_EXERCISE AIM:_ For each line of the listing that holds "icon", show the full line.

=======

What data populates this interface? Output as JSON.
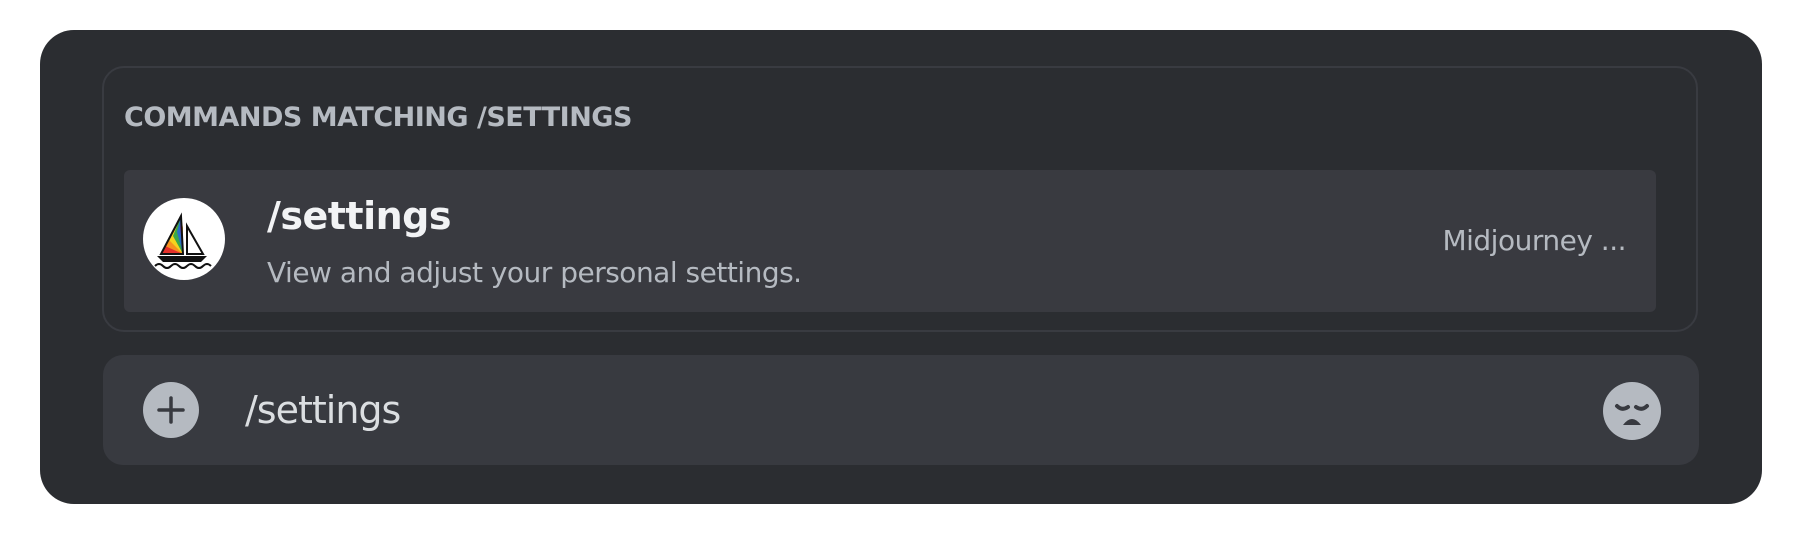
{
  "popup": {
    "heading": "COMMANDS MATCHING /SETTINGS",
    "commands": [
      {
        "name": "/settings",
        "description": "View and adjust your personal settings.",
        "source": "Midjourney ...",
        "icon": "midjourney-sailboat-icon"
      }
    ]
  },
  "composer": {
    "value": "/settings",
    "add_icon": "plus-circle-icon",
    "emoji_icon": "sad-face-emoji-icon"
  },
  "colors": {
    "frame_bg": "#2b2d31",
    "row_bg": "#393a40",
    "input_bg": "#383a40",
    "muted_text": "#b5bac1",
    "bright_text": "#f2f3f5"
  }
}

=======

_EXERCISE SOLUTION:_
        "icon": "midjourney-sailboat-icon"
    "add_icon": "plus-circle-icon",
    "emoji_icon": "sad-face-emoji-icon"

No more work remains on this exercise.